## EXERCISE BRIEF
Restate the listing below word for word.

○ ○ ○ ○ ○

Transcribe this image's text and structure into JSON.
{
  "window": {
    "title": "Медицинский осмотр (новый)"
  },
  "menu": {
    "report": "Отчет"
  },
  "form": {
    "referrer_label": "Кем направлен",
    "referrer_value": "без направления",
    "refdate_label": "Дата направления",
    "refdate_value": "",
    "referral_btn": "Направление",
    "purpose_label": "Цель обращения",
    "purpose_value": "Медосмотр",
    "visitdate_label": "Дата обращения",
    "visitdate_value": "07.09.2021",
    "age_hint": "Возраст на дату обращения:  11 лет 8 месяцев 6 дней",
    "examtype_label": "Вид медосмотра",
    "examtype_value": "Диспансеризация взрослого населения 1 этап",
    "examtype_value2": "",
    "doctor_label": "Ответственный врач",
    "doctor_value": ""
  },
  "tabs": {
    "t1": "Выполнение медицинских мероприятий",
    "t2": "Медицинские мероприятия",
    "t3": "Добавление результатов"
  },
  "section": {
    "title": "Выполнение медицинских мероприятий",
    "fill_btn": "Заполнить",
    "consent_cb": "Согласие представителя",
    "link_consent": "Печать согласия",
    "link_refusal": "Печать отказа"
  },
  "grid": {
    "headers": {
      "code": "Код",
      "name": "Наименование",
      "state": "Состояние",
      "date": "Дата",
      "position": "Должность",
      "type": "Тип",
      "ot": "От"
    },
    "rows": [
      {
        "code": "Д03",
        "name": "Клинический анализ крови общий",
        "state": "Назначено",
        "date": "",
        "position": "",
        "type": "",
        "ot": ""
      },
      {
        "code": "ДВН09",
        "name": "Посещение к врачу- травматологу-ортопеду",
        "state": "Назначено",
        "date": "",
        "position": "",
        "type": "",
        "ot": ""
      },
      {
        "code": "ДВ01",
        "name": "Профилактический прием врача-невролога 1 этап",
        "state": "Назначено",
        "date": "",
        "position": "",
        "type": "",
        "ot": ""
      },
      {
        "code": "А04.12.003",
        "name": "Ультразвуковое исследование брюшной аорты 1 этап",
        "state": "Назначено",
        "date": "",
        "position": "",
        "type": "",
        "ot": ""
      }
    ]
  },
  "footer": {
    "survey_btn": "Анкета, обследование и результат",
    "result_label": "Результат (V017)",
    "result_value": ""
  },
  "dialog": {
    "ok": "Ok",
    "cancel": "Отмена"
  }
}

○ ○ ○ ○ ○

## SOLUTION TO THE PROBLEM
Transcribe this image's text and structure into JSON.
{
  "window": {
    "title": "Медицинский осмотр (новый)"
  },
  "menu": {
    "report": "Отчет"
  },
  "form": {
    "referrer_label": "Кем направлен",
    "referrer_value": "без направления",
    "refdate_label": "Дата направления",
    "refdate_value": "",
    "referral_btn": "Направление",
    "purpose_label": "Цель обращения",
    "purpose_value": "Медосмотр",
    "visitdate_label": "Дата обращения",
    "visitdate_value": "07.09.2021",
    "age_hint": "Возраст на дату обращения:  11 лет 8 месяцев 6 дней",
    "examtype_label": "Вид медосмотра",
    "examtype_value": "Диспансеризация взрослого населения 1 этап",
    "examtype_value2": "",
    "doctor_label": "Ответственный врач",
    "doctor_value": ""
  },
  "tabs": {
    "t1": "Выполнение медицинских мероприятий",
    "t2": "Медицинские мероприятия",
    "t3": "Добавление результатов"
  },
  "section": {
    "title": "Выполнение медицинских мероприятий",
    "fill_btn": "Заполнить",
    "consent_cb": "Согласие представителя",
    "link_consent": "Печать согласия",
    "link_refusal": "Печать отказа"
  },
  "grid": {
    "headers": {
      "code": "Код",
      "name": "Наименование",
      "state": "Состояние",
      "date": "Дата",
      "position": "Должность",
      "type": "Тип",
      "ot": "От"
    },
    "rows": [
      {
        "code": "Д03",
        "name": "Клинический анализ крови общий",
        "state": "Назначено",
        "date": "",
        "position": "",
        "type": "",
        "ot": ""
      },
      {
        "code": "ДВН09",
        "name": "Посещение к врачу- травматологу-ортопеду",
        "state": "Назначено",
        "date": "",
        "position": "",
        "type": "",
        "ot": ""
      },
      {
        "code": "ДВ01",
        "name": "Профилактический прием врача-невролога 1 этап",
        "state": "Назначено",
        "date": "",
        "position": "",
        "type": "",
        "ot": ""
      },
      {
        "code": "А04.12.003",
        "name": "Ультразвуковое исследование брюшной аорты 1 этап",
        "state": "Назначено",
        "date": "",
        "position": "",
        "type": "",
        "ot": ""
      }
    ]
  },
  "footer": {
    "survey_btn": "Анкета, обследование и результат",
    "result_label": "Результат (V017)",
    "result_value": ""
  },
  "dialog": {
    "ok": "Ok",
    "cancel": "Отмена"
  }
}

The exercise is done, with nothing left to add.